Deepest appreciation goes to His Majesty the King for his timely leadership and to the government for being so attentive. BCMD acknowledges the amazing people who are doing their best – health workers, news reporters, security personnel, bus and cab drivers, people who turn up every day to ensure that life goes on as usual. This is citizenry at its most evident!
BCMD calls on all our friends — podcasters, media club members, media nomads, photographers, journalists and writers to focus on these amazing examples. We ask our youth, GAOs, women and teachers who have undergone BCMD’s media literacy & media production courses to focus on the good in society.
Send us your pictures with captions, for those who can get stories without going into crowded places… Send us your podcasts and stories to email@example.com or message it to us @Bhutan Centre for Media and Democracy on our Facebook Page. We shall share it on BCMD’s FB page!
As we wait for the coronavirus to blow over let’s observe and celebrate the strength in Bhutan. Together we can highlight the ordinary people who are contributing to the battle against the virus because it is our Gyenku – natural responsibility.
Call your local newspaper if you come across anyone worthy of being featured in our daily news. Let’s build a community! Stay healthy!

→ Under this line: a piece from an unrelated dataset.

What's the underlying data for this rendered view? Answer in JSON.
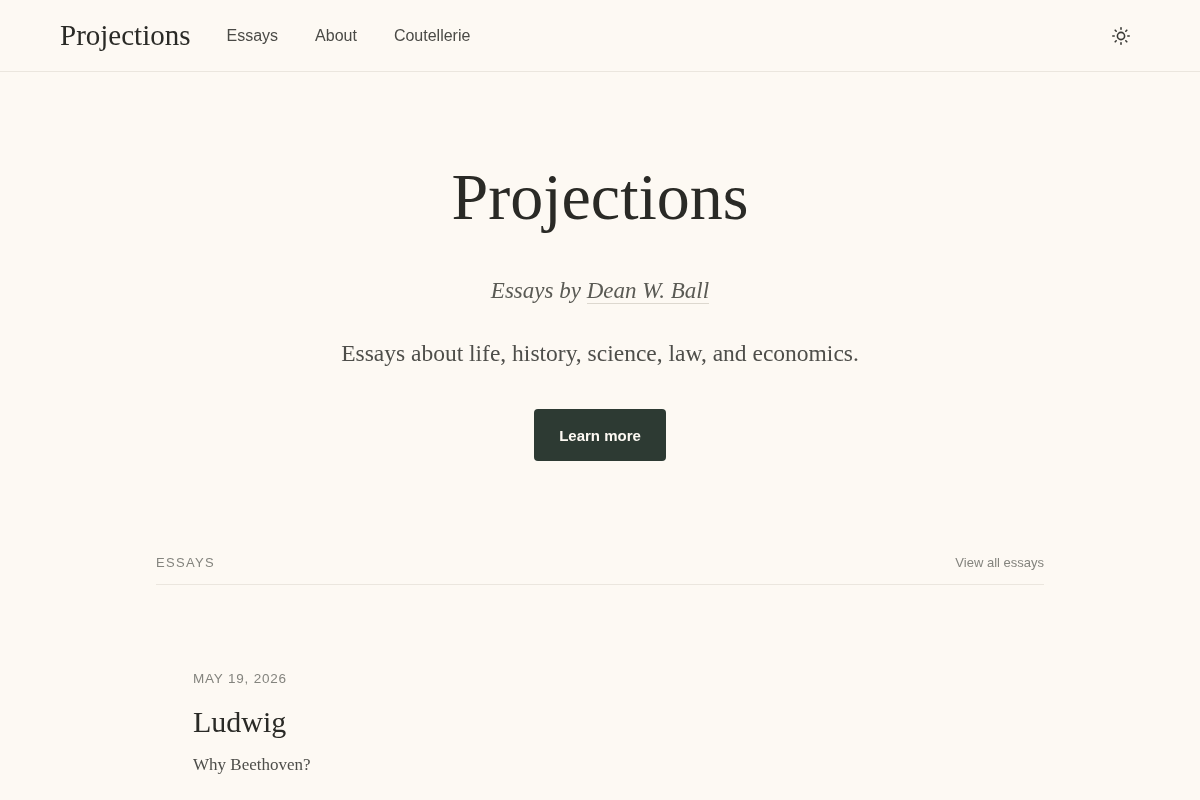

This note if you have someone in self-isolation and to those of you in self-isolation and quarantine, we have some interesting resources online to keep you engaged and occupied. We thank you for your endurance to keep us safe.
The links are shared below: